→ **PROBLEM STATEMENT**
Give the data again exactly, without images.

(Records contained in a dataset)

# # # #

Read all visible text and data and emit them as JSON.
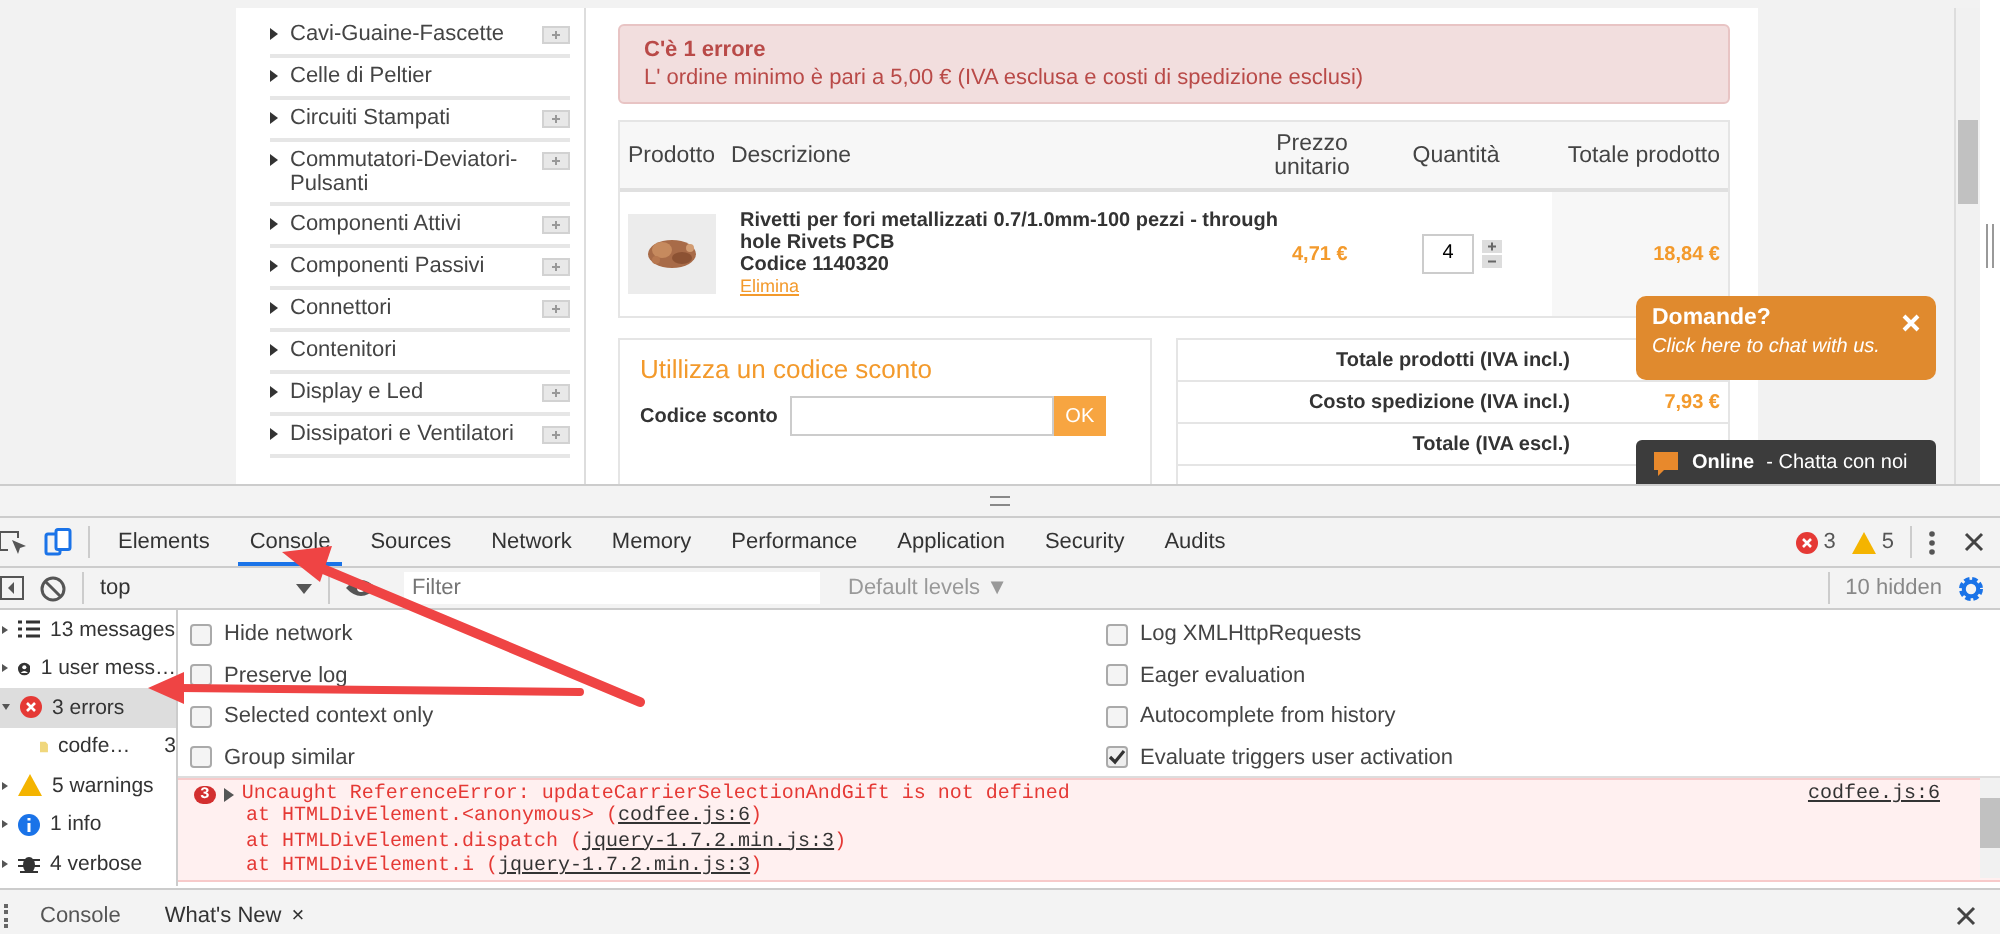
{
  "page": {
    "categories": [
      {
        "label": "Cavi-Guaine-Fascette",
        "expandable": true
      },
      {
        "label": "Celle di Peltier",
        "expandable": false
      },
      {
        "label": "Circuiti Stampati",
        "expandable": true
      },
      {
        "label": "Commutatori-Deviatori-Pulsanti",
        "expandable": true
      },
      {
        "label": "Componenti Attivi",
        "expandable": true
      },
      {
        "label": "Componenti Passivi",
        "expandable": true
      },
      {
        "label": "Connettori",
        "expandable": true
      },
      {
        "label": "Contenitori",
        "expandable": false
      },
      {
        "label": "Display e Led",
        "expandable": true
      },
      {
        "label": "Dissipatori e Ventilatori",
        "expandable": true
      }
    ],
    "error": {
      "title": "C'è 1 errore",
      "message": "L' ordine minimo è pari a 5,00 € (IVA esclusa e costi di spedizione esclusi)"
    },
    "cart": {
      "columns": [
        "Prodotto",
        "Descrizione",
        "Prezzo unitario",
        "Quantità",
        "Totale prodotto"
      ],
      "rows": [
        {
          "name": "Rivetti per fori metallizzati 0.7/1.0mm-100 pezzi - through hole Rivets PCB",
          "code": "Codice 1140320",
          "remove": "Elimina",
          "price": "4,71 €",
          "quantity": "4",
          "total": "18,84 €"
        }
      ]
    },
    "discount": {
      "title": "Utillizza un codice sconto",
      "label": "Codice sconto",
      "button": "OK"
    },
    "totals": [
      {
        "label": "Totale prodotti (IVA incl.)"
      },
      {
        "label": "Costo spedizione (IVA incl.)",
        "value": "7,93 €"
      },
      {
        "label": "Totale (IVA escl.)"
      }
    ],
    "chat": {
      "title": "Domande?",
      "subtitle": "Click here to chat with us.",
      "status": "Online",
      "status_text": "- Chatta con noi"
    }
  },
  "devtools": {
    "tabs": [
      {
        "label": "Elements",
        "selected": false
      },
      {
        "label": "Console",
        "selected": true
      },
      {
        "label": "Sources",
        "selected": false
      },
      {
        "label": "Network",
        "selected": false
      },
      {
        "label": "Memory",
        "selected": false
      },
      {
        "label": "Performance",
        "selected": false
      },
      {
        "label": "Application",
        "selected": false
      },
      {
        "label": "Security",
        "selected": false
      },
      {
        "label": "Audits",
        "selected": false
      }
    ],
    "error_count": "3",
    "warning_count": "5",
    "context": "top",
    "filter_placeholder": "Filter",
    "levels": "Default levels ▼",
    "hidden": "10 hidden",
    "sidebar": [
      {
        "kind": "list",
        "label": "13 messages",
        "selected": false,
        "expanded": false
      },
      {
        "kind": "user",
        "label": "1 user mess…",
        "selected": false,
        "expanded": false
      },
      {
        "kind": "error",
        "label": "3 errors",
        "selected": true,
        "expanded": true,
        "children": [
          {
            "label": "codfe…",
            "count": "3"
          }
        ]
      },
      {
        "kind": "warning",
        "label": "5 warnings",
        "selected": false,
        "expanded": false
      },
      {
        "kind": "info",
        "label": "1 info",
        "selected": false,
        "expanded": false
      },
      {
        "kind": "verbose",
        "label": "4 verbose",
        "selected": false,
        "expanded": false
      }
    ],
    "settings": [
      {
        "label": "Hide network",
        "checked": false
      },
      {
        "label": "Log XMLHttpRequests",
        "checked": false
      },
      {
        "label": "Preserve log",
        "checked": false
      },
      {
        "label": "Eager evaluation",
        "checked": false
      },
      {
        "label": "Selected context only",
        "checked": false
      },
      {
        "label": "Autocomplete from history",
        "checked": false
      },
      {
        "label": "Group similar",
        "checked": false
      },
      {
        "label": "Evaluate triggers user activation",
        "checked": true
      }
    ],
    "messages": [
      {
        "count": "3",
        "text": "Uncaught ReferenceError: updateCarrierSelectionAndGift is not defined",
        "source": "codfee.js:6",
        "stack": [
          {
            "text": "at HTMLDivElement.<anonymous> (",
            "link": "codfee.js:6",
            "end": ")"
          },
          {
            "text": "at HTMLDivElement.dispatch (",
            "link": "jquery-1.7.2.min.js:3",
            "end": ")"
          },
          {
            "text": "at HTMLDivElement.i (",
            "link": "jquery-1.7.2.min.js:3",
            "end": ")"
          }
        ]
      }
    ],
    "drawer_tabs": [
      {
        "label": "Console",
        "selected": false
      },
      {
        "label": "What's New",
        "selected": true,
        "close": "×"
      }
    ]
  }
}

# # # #

→ **EXERCISE OUTPUT**
Read all visible text and data and emit them as JSON.
{
  "page": {
    "categories": [
      {
        "label": "Cavi-Guaine-Fascette",
        "expandable": true
      },
      {
        "label": "Celle di Peltier",
        "expandable": false
      },
      {
        "label": "Circuiti Stampati",
        "expandable": true
      },
      {
        "label": "Commutatori-Deviatori-Pulsanti",
        "expandable": true
      },
      {
        "label": "Componenti Attivi",
        "expandable": true
      },
      {
        "label": "Componenti Passivi",
        "expandable": true
      },
      {
        "label": "Connettori",
        "expandable": true
      },
      {
        "label": "Contenitori",
        "expandable": false
      },
      {
        "label": "Display e Led",
        "expandable": true
      },
      {
        "label": "Dissipatori e Ventilatori",
        "expandable": true
      }
    ],
    "error": {
      "title": "C'è 1 errore",
      "message": "L' ordine minimo è pari a 5,00 € (IVA esclusa e costi di spedizione esclusi)"
    },
    "cart": {
      "columns": [
        "Prodotto",
        "Descrizione",
        "Prezzo unitario",
        "Quantità",
        "Totale prodotto"
      ],
      "rows": [
        {
          "name": "Rivetti per fori metallizzati 0.7/1.0mm-100 pezzi - through hole Rivets PCB",
          "code": "Codice 1140320",
          "remove": "Elimina",
          "price": "4,71 €",
          "quantity": "4",
          "total": "18,84 €"
        }
      ]
    },
    "discount": {
      "title": "Utillizza un codice sconto",
      "label": "Codice sconto",
      "button": "OK"
    },
    "totals": [
      {
        "label": "Totale prodotti (IVA incl.)"
      },
      {
        "label": "Costo spedizione (IVA incl.)",
        "value": "7,93 €"
      },
      {
        "label": "Totale (IVA escl.)"
      }
    ],
    "chat": {
      "title": "Domande?",
      "subtitle": "Click here to chat with us.",
      "status": "Online",
      "status_text": "- Chatta con noi"
    }
  },
  "devtools": {
    "tabs": [
      {
        "label": "Elements",
        "selected": false
      },
      {
        "label": "Console",
        "selected": true
      },
      {
        "label": "Sources",
        "selected": false
      },
      {
        "label": "Network",
        "selected": false
      },
      {
        "label": "Memory",
        "selected": false
      },
      {
        "label": "Performance",
        "selected": false
      },
      {
        "label": "Application",
        "selected": false
      },
      {
        "label": "Security",
        "selected": false
      },
      {
        "label": "Audits",
        "selected": false
      }
    ],
    "error_count": "3",
    "warning_count": "5",
    "context": "top",
    "filter_placeholder": "Filter",
    "levels": "Default levels ▼",
    "hidden": "10 hidden",
    "sidebar": [
      {
        "kind": "list",
        "label": "13 messages",
        "selected": false,
        "expanded": false
      },
      {
        "kind": "user",
        "label": "1 user mess…",
        "selected": false,
        "expanded": false
      },
      {
        "kind": "error",
        "label": "3 errors",
        "selected": true,
        "expanded": true,
        "children": [
          {
            "label": "codfe…",
            "count": "3"
          }
        ]
      },
      {
        "kind": "warning",
        "label": "5 warnings",
        "selected": false,
        "expanded": false
      },
      {
        "kind": "info",
        "label": "1 info",
        "selected": false,
        "expanded": false
      },
      {
        "kind": "verbose",
        "label": "4 verbose",
        "selected": false,
        "expanded": false
      }
    ],
    "settings": [
      {
        "label": "Hide network",
        "checked": false
      },
      {
        "label": "Log XMLHttpRequests",
        "checked": false
      },
      {
        "label": "Preserve log",
        "checked": false
      },
      {
        "label": "Eager evaluation",
        "checked": false
      },
      {
        "label": "Selected context only",
        "checked": false
      },
      {
        "label": "Autocomplete from history",
        "checked": false
      },
      {
        "label": "Group similar",
        "checked": false
      },
      {
        "label": "Evaluate triggers user activation",
        "checked": true
      }
    ],
    "messages": [
      {
        "count": "3",
        "text": "Uncaught ReferenceError: updateCarrierSelectionAndGift is not defined",
        "source": "codfee.js:6",
        "stack": [
          {
            "text": "at HTMLDivElement.<anonymous> (",
            "link": "codfee.js:6",
            "end": ")"
          },
          {
            "text": "at HTMLDivElement.dispatch (",
            "link": "jquery-1.7.2.min.js:3",
            "end": ")"
          },
          {
            "text": "at HTMLDivElement.i (",
            "link": "jquery-1.7.2.min.js:3",
            "end": ")"
          }
        ]
      }
    ],
    "drawer_tabs": [
      {
        "label": "Console",
        "selected": false
      },
      {
        "label": "What's New",
        "selected": true,
        "close": "×"
      }
    ]
  }
}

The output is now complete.